Working data>
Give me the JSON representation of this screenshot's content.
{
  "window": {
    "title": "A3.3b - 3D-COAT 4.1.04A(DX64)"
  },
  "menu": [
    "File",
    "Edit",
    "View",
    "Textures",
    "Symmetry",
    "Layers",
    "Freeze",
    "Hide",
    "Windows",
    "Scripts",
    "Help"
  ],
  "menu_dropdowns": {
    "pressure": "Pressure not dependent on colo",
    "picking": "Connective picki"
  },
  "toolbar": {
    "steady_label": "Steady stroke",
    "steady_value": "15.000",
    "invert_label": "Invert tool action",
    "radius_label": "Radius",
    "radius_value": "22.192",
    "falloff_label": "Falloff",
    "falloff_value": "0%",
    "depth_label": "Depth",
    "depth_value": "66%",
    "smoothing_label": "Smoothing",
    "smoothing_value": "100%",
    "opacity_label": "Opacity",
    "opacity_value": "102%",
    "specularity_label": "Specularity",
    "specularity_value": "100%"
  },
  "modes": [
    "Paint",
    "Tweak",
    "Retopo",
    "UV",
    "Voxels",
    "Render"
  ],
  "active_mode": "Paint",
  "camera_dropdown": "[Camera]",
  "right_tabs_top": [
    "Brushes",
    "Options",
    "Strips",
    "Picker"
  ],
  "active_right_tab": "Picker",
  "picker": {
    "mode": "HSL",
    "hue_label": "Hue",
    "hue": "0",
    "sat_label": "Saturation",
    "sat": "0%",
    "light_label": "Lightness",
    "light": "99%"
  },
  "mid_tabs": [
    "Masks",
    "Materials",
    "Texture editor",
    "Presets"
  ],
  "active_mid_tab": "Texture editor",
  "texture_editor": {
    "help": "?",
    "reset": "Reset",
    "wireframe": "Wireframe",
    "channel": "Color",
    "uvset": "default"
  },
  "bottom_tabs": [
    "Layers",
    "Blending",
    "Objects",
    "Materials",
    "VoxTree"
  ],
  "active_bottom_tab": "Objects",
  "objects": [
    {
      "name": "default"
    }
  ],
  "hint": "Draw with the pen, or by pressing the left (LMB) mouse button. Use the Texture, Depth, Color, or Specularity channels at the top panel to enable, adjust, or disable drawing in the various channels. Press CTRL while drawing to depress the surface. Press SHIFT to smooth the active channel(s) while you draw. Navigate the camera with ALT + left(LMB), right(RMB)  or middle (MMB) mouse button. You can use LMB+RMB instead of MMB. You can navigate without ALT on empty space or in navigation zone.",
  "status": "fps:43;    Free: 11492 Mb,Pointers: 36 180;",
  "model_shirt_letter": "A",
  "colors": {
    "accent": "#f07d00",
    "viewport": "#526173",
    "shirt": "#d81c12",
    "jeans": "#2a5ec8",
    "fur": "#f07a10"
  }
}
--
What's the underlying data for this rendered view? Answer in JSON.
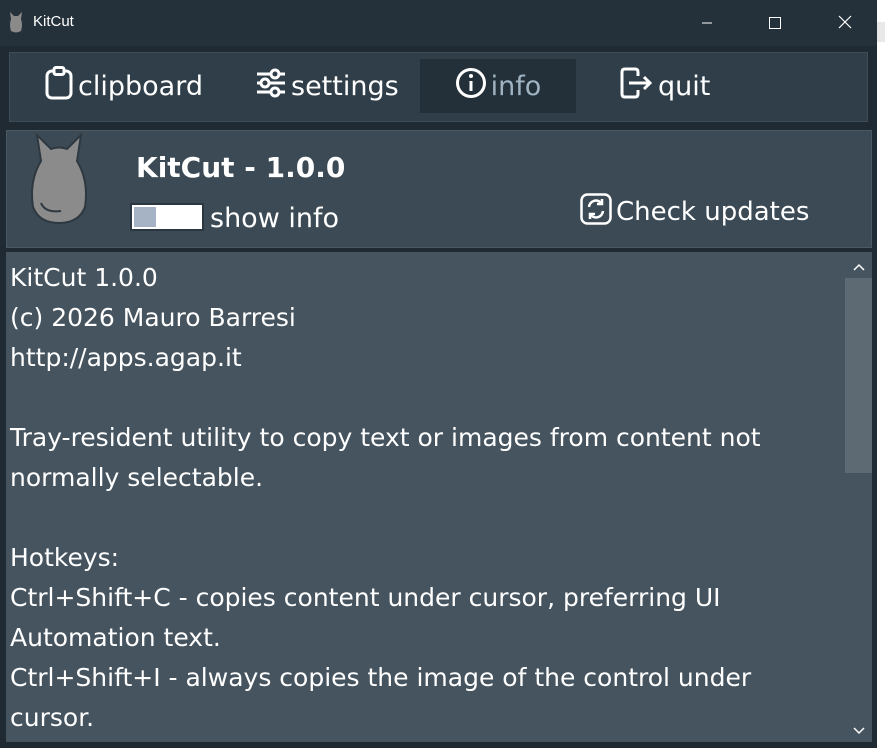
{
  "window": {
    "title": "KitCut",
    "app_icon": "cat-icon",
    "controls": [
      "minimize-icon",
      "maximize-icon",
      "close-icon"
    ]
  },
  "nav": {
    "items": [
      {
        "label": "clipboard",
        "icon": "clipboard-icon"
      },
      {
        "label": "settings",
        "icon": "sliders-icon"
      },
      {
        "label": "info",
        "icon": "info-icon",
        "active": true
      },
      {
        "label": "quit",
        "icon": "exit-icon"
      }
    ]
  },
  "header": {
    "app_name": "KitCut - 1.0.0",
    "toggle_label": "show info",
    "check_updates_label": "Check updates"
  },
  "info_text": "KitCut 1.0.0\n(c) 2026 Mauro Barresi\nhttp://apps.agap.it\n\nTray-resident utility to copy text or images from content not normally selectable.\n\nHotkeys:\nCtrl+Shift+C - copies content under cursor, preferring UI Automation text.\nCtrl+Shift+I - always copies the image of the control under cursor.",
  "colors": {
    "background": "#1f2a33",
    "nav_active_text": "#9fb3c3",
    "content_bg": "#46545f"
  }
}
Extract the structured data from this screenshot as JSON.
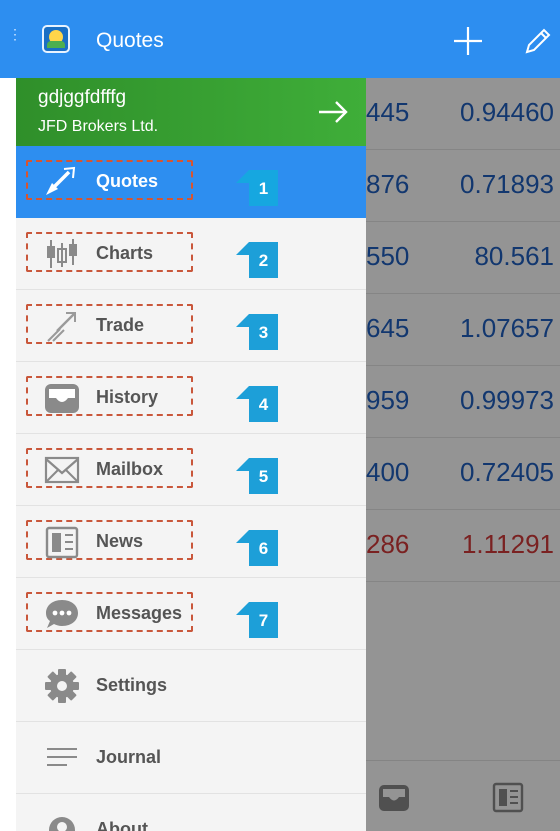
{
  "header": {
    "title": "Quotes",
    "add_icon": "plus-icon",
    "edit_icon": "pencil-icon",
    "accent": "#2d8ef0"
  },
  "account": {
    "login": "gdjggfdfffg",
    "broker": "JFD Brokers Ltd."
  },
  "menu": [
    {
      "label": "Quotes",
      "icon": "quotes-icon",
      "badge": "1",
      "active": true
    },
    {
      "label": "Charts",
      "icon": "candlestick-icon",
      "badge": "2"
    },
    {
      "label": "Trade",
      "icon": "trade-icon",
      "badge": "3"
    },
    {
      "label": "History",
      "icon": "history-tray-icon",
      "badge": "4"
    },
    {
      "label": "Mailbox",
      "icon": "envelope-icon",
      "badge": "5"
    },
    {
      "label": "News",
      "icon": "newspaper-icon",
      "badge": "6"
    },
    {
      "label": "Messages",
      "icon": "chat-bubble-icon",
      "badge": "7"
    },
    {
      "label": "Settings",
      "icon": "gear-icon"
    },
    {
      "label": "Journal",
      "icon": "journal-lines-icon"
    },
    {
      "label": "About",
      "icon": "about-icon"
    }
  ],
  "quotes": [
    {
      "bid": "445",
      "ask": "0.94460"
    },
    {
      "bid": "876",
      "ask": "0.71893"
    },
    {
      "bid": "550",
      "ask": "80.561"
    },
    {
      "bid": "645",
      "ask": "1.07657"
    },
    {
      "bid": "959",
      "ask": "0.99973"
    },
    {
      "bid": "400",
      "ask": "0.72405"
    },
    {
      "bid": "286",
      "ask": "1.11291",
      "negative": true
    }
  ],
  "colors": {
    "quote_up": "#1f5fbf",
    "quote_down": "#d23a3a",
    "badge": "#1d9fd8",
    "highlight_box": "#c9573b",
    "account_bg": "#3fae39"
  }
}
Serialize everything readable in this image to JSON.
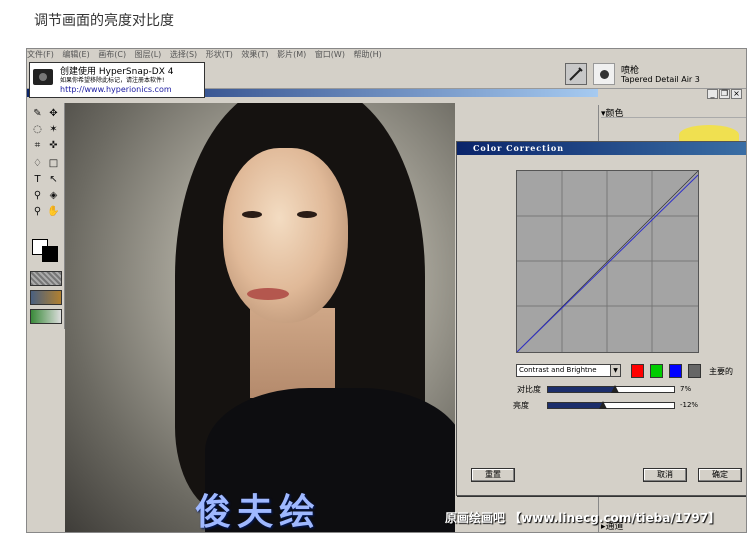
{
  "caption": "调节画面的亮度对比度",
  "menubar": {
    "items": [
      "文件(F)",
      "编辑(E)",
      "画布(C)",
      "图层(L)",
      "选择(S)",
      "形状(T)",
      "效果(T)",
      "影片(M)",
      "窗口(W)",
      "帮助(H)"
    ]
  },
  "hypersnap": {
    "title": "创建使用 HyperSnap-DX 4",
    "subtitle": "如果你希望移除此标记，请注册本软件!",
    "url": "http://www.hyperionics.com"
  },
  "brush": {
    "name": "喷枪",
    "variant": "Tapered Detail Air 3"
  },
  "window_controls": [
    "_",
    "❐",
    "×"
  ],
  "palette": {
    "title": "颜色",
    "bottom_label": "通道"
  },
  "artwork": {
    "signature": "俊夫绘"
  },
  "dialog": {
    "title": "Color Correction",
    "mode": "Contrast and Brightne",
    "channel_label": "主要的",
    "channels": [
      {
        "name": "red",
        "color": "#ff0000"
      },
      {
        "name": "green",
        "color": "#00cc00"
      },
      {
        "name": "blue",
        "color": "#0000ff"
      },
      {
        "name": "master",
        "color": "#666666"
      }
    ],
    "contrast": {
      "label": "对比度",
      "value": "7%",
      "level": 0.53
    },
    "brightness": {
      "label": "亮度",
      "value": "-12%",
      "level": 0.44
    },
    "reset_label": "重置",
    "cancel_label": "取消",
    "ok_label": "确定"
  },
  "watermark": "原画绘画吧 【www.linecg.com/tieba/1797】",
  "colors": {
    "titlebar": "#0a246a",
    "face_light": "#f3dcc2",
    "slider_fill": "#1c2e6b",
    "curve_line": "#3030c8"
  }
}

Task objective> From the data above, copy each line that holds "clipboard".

Answer for the task>
        "label": "clipboard",
        "icon": "clipboard-icon"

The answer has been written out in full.